US-China: North Korean Nuclear Dance Card
The Korean Peninsula, which is surrounded by superpowers and divided into two countries that are hostile towards each other, is a security hotspot in Northeast Asia. Although military alliances have shifted around the globe after the end of the Cold War, previous ties remain strong in Northeast Asia. The US continues to be a strong ally of both Japan and South Korea. Likewise, China remains a strong ally of North Korea. However, when it comes to the Korean Peninsula the two major powers have different policy priorities and interests. The US wants the Korean Peninsula to be denuclearized and strongly discourages the development of nuclear weapons or any activity that could trigger a military conflict.
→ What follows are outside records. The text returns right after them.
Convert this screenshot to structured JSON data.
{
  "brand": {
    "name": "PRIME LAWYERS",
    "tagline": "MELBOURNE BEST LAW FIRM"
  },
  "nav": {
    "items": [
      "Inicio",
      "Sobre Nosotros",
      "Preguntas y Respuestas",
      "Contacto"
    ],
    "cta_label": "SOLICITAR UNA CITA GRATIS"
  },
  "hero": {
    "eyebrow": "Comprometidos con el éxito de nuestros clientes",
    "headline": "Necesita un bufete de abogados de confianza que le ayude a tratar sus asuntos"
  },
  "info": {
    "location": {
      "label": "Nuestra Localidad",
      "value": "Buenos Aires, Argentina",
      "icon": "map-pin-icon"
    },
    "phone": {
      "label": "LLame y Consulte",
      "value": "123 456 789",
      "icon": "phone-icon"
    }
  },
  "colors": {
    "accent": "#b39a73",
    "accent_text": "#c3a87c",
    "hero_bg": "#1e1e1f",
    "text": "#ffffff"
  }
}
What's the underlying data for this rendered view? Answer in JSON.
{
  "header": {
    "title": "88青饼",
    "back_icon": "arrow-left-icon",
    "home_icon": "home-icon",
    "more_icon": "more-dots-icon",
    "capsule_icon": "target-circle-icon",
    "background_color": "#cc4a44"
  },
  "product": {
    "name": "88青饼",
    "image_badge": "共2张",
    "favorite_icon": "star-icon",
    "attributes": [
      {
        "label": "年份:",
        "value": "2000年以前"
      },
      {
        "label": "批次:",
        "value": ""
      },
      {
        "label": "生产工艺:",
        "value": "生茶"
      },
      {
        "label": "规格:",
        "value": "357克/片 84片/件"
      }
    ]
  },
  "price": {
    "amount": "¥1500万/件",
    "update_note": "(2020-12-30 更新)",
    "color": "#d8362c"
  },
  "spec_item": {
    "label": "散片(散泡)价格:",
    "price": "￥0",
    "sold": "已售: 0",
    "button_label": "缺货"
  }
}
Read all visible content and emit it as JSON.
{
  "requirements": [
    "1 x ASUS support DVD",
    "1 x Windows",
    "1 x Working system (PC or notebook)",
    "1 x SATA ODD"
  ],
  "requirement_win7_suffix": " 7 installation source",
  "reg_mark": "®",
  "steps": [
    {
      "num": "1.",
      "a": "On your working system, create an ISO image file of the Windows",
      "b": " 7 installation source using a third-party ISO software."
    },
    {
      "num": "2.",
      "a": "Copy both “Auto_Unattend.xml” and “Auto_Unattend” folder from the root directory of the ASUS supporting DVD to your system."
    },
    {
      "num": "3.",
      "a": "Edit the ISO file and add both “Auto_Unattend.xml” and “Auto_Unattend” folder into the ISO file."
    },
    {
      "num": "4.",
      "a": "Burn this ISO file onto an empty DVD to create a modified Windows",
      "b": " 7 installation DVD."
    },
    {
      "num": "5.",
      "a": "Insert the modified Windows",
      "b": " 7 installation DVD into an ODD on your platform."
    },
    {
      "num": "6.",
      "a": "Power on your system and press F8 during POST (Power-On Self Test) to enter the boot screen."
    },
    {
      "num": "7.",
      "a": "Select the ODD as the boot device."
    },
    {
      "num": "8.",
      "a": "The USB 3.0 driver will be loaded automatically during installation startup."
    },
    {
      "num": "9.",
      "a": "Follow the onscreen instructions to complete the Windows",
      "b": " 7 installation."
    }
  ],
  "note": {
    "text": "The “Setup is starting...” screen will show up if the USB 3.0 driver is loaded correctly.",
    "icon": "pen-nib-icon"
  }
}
On the other hand, China also agrees that North Korea should be denuclearized, but considers the stability of the North Korean regime as its top priority. What options does South Korea have to promote its national security, when caught between the competing interests and different policy priorities pursued by the US and China? What kind of leverage can each country use without causing major conflict in the region? Despite their different interests can the US and China peacefully resolve the North Korean problem?
Nuclear Fuel Cycle: Debates on Multilateral Approaches.
There are growing concerns about the dissemination of sensitive nuclear technology worldwide. A number of countries have developed or are developing civilian nuclear energy programs but the storage and disposal of spent nuclear fuel remains a problem. Multilateral approaches towards the nuclear fuel cycle and the strengthening of nonproliferation regimes have been suggested as possible solutions. While many countries aim to close their nuclear fuel cycle, there are only a few countries that have actually closed it, due to political reasons and nonproliferation issues. Under current circumstances, because the Republic of Korea has limited options for nuclear waste disposal and storage and cannot reprocess spent fuel, various multilateral approaches carry serious implications for future use of nuclear energy in the country. This panel will discuss the pros and cons of multilateral approaches. It will also address the technical, political, and economic feasibilities of the multilateral nuclear fuel cycle and its impact on nuclear policy.
Will Iran Go Nuclear?
Iran has defied several UN Security Council resolutions intended to suspend its enrichment of nuclear material and has refused to fully explain its nuclear activities to the International Atomic Energy Agency (IAEA). Some argue that because the government in Tehran is determined to go nuclear, even a successful military strike against Iran’s nuclear facilities would delay its program only for a few years. Given these circumstances, what global or regional implications does a nuclear Iran have? How will other states in the Middle East respond to a nuclear Iran?